COMMENT OF THE DAY #50
Sellers + Buyers entered into an acquisition agreement. The purchase price required ‘a working capital adjustment’ to be ascertained by expert determination which “will be final + binding in the absence of manifest error”. There was an error. Sellers’ claimed compensation. They were was unsuccessful because the error was not a manifest error Sellers would have won if they had proved the expert’s error was a “howler” or involved “oversights and blunders so obvious” that they met the meaning of “manifest error”.
I am indebted to Holmans – HFW – for highlighting the point.
A similar point comes up when a party argues in favour of the inclusion of an implied term. The terms sought to be implied has to be “so obvious”. It is a high test – not just any test.
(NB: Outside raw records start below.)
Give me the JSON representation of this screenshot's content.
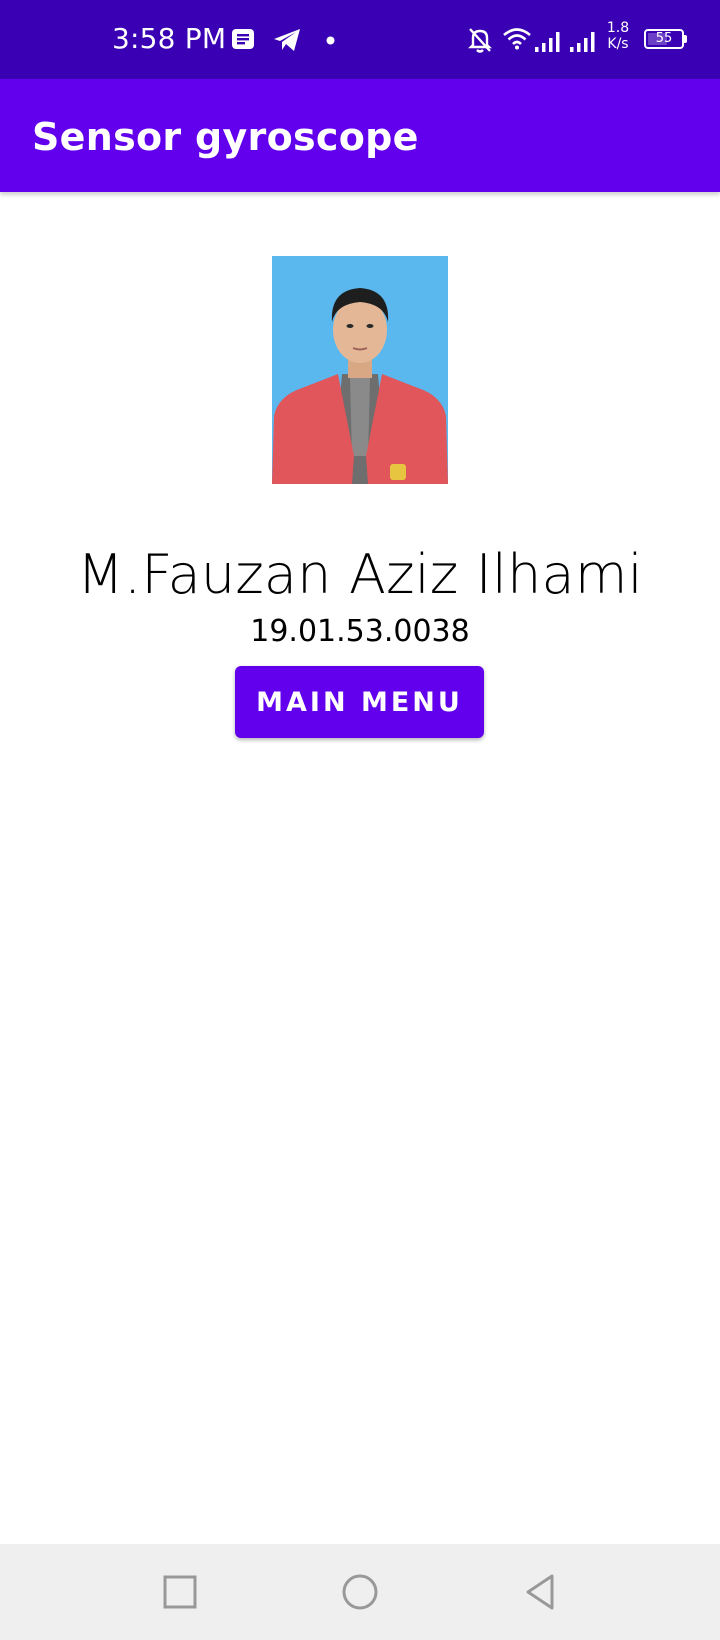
{
  "status_bar": {
    "time": "3:58 PM",
    "net_speed_value": "1.8",
    "net_speed_unit": "K/s",
    "battery_level": "55",
    "icons": [
      "message-icon",
      "telegram-icon",
      "dot-icon",
      "bell-off-icon",
      "wifi-icon",
      "signal-icon",
      "signal-icon"
    ],
    "background_color": "#3a00b3"
  },
  "app_bar": {
    "title": "Sensor gyroscope",
    "background_color": "#6200ee"
  },
  "profile": {
    "name": "M.Fauzan Aziz Ilhami",
    "nim": "19.01.53.0038",
    "photo_background_color": "#5bb8ef"
  },
  "main_button": {
    "label": "MAIN MENU",
    "color": "#6200ee"
  },
  "nav_bar": {
    "buttons": [
      "recent-apps-icon",
      "home-icon",
      "back-icon"
    ]
  }
}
We may start with the balance of probabilities but with these kinds of matters – and also with allegations of fraud – the burden on the party proving their case of manifest error or implied term or fraud is higher – much higher.